### Study material ###
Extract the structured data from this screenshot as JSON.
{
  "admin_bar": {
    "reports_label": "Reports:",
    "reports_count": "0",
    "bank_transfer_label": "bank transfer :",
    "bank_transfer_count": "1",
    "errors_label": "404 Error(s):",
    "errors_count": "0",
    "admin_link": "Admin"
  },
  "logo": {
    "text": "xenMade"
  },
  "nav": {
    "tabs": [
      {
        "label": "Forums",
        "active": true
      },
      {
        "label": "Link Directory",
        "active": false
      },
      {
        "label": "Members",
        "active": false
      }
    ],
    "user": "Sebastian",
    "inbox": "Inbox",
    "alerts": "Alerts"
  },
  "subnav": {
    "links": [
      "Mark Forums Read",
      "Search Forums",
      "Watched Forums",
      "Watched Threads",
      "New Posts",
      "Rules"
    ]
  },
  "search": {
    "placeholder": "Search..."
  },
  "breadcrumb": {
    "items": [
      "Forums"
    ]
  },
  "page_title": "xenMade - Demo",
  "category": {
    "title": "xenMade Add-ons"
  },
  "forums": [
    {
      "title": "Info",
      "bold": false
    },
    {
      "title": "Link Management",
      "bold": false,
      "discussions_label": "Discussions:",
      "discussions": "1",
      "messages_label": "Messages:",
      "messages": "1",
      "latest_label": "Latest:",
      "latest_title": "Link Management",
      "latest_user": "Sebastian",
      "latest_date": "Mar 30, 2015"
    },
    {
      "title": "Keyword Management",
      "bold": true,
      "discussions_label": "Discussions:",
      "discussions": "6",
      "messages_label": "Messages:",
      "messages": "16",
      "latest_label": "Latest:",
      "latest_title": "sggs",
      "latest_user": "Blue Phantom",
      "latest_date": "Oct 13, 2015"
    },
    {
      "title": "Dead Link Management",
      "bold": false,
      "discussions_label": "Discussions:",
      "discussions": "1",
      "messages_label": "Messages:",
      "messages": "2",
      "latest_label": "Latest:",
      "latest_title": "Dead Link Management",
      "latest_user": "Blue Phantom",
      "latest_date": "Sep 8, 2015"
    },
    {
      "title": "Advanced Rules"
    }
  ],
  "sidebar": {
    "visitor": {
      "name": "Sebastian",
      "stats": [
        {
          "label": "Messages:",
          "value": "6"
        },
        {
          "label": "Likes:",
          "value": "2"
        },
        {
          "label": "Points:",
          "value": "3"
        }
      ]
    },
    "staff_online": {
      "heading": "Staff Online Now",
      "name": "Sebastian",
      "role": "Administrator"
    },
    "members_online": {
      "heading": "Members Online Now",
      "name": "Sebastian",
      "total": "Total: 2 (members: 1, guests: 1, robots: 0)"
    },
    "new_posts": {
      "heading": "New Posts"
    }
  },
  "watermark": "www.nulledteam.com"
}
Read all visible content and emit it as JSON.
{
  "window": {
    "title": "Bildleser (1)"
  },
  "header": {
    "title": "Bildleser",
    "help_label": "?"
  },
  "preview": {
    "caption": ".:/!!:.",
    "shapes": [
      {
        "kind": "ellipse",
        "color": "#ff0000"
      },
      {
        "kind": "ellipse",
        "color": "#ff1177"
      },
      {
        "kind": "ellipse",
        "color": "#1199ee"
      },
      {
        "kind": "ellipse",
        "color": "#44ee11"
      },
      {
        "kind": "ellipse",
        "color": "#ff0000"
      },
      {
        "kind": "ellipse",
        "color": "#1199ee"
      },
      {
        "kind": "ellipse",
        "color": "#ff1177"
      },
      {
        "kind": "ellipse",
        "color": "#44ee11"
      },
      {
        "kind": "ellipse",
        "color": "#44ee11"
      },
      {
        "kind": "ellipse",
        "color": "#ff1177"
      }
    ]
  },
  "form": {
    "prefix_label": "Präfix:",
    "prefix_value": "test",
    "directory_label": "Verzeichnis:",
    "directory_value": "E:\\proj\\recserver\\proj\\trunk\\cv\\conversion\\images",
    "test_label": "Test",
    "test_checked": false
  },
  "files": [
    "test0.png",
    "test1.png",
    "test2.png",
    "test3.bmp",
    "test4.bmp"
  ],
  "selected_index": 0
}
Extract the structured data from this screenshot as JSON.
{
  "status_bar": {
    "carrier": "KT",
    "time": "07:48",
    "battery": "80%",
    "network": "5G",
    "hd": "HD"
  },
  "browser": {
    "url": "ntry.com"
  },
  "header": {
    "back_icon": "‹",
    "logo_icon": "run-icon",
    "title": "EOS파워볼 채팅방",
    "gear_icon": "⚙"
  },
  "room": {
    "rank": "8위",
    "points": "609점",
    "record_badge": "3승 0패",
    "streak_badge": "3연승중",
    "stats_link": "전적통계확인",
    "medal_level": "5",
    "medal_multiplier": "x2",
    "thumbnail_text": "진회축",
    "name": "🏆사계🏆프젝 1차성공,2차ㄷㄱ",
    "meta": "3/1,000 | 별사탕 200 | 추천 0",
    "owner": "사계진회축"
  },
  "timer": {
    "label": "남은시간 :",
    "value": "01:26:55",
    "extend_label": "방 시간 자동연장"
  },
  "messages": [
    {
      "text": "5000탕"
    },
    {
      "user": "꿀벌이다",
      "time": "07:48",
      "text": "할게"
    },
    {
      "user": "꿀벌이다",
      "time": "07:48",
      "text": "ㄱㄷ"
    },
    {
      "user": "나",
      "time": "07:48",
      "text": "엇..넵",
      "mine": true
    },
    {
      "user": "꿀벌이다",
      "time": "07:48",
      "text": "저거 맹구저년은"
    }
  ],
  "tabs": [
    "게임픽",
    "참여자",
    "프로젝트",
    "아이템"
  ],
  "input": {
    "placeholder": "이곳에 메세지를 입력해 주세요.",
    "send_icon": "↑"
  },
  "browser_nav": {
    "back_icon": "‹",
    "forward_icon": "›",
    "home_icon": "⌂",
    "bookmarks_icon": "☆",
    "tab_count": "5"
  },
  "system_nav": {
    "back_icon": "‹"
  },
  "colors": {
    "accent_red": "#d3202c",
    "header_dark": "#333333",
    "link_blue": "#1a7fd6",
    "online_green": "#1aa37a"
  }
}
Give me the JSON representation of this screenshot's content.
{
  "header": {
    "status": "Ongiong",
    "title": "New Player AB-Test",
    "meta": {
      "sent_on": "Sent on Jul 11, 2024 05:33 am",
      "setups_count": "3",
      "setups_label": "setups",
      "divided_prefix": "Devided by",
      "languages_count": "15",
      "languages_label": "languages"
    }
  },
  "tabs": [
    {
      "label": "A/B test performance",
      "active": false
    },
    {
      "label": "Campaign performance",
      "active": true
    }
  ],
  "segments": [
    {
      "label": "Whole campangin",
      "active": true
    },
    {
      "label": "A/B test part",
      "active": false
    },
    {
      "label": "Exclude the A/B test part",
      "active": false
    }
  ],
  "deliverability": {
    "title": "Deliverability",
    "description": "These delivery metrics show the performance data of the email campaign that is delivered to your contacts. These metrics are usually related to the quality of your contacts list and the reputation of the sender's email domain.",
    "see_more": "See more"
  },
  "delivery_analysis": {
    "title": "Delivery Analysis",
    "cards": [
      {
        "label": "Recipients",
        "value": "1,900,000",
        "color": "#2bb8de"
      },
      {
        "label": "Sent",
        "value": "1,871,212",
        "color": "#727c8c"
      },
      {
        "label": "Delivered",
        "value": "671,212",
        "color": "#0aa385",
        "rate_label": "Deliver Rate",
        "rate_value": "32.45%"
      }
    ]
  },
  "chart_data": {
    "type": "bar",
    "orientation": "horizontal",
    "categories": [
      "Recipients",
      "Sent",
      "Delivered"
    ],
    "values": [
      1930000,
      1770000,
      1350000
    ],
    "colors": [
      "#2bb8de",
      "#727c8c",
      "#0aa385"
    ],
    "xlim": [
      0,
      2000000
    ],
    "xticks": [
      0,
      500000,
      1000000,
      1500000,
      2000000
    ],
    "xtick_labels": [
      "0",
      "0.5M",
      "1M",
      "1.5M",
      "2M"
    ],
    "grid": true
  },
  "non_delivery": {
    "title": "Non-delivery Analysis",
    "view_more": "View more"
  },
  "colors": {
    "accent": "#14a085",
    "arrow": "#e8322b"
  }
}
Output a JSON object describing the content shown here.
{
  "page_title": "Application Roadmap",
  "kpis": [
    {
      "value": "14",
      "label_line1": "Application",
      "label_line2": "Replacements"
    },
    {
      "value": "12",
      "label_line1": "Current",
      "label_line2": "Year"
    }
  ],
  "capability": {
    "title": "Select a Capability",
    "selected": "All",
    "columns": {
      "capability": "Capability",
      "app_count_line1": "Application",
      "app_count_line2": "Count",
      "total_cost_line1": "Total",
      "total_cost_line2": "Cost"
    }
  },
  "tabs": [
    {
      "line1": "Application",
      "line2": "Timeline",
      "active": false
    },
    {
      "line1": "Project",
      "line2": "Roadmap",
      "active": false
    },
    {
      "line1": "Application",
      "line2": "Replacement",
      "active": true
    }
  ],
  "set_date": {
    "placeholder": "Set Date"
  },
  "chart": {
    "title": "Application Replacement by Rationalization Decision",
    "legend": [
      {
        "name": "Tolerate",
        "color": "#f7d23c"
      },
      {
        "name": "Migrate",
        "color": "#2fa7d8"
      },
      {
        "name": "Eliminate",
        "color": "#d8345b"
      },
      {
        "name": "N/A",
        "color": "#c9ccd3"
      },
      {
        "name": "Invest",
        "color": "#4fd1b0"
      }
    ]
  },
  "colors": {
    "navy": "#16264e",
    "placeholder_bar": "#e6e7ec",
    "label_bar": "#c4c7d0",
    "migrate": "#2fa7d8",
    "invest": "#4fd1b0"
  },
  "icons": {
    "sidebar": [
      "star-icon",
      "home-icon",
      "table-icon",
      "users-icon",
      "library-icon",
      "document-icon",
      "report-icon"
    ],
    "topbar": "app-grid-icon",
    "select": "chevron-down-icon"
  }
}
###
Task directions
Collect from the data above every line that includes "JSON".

Problem solution
Extract the structured data from this screenshot as JSON.
Read all visible content and emit it as JSON.
Extract the structured data from this screenshot as JSON.
Give me the JSON representation of this screenshot's content.
Output a JSON object describing the content shown here.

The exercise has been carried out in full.